At follow-up the next day, the boy states that he is voiding as often as usual, still with tea-colored urine. His blood pressure is now 130/90 mm Hg; he has no periorbital or ankle edema, but his weight has increased 0.7 kg since the day before. Heart sounds are normal, the chest is clear, and findings from the neurologic examination are normal. The laboratory tests reveal the following levels: a modestly elevated serumcreatinine and BUN; normal electrolytes, total protein, and albumin, an elevated ASOT; and a low C3. Results of the throat swab are pending.WHAT WOULD YOU DO NOW?
A. Counsel the family and boy again on the importance of fluid and salt restriction.
B. Start furosemide(, 1 mg/kg q12h.
C. Continue to monitor the boy closely, at least every 1 to 2 days during the acute illness.

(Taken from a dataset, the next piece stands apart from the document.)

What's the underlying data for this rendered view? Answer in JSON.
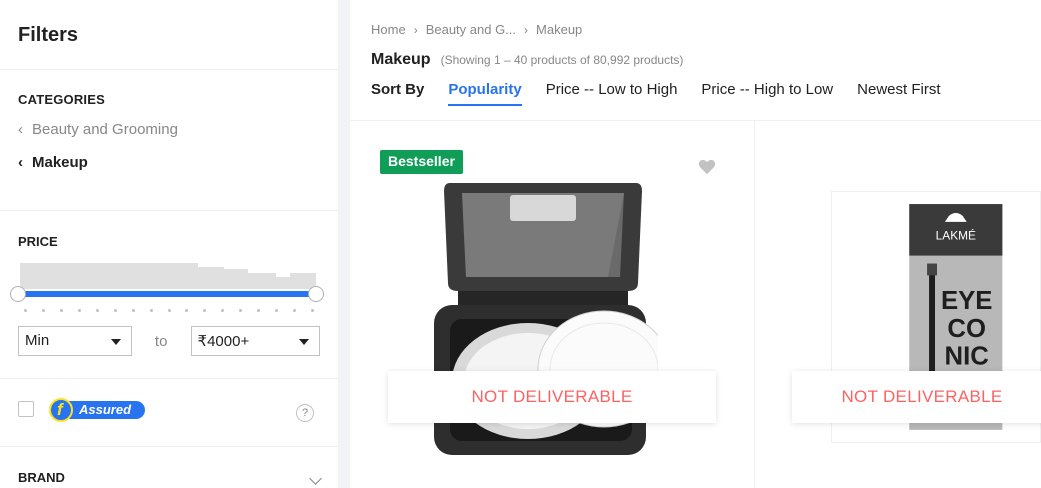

D. Repeat measurements of the serum C3 level after 3 months to make sure it has normalized.
E. All of the above.
THE CONSULTANTS’ CHOICE: Option E
We recommend all of the above measures.

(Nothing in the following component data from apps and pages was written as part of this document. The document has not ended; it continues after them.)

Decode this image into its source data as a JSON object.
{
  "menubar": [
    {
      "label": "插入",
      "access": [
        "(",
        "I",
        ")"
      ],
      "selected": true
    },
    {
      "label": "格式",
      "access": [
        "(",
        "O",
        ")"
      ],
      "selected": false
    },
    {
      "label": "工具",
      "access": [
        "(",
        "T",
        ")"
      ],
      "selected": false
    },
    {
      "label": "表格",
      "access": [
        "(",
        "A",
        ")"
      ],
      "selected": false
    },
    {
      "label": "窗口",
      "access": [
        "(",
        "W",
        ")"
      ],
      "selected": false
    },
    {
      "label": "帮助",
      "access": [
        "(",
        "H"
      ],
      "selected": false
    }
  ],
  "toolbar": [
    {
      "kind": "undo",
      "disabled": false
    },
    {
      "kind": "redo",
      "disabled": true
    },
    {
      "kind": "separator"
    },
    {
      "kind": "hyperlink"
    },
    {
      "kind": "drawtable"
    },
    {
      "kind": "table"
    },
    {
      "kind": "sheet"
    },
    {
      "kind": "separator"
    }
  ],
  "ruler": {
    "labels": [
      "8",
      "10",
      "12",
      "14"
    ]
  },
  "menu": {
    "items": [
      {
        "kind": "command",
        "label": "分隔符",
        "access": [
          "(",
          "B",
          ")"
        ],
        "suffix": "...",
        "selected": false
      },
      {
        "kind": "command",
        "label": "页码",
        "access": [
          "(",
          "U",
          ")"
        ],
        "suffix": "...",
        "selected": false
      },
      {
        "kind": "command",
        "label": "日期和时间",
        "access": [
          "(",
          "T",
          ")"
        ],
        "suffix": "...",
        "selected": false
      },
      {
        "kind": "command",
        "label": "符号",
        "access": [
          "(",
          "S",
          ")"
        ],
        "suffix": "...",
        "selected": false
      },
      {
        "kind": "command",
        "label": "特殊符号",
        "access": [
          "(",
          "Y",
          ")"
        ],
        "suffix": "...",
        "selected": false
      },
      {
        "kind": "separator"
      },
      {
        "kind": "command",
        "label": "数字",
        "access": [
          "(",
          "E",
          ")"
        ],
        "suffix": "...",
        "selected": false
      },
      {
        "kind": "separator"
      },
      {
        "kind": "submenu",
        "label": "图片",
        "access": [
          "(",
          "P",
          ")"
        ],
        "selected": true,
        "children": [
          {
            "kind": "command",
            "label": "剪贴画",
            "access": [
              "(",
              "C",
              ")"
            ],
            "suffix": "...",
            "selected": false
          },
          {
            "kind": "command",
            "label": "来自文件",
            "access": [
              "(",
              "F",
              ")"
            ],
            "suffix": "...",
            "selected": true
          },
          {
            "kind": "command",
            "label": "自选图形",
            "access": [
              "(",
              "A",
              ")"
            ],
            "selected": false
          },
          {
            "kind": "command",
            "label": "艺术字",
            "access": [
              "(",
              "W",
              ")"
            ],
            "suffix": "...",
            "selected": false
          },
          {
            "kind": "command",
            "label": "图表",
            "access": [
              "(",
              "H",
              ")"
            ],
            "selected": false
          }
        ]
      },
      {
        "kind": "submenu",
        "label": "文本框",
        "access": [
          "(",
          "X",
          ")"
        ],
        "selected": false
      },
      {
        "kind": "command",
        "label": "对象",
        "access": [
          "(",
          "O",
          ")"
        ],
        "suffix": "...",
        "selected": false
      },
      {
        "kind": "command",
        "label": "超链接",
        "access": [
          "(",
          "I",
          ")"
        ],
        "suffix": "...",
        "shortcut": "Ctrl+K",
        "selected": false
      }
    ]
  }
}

The increased blood pressure and weight gain suggest that the boy has not complied with the fluid and salt restriction, that the salt and water retention associated with the AGN has increased, or that both of these factors are at play. Careful salt and fluid restriction is important.
Furosemide, a loop diuretic, is usually very effective and might be all that is necessary to control the blood pressure and fluid overload. If the blood pressure does not improve at 24-hour follow-up, an antihypertensive medication--such as a calcium channel blocker or a converting enzyme inhibitor--will need to be added.
Close follow-up is necessary to continue to monitor the blood pressure and other aspects of the fluid status, to monitor the GFR and serum potassium level, and to otherwise monitor the patient's clinical status. Careful outpatient follow-up can obviate the need for hospital admission.
In patients with PSGN, the gross hematuria and reduced GFR generally resolve over several weeks. The hypertension resolves over 2 to 6 weeks. The C3 level becomes normal within 3 months, but microscopic hematuria and proteinuria can persist for up to a year. Failure of the C3 level to return to normal suggests membranoproliferative glomerulonephritis (MPGN), a distinct and chronic glomerulonephritis that can present in a fashion identical to that of PSGN. MPGN has an appreciably poorer prognosis and carries the risk of chronic renal failure.
OUTCOME OF THIS CASE
The gross hematuria in this child lasted 10 days. Normalization of creatinine and urea levels was coincident with the clearing of gross hematuria. The hypertension required the addition of a calcium channel blocker; this therapy was maintained for several weeks. The dosage was slowly tapered and the drug discontinued over several more weeks. The furosemide dosing was reduced to once a day after the gross hematuria resolved and was discontinued a week later.
At 3-month follow-up, the child felt well. His blood pressure was normal, as were levels of creatinine, urea, and C3. His urine still showed 5 to 10 red blood cells per high-power field, but there was no protein. Microscopic hematuria was still present at 6-month follow-up but had disappeared by 12-month follow-up.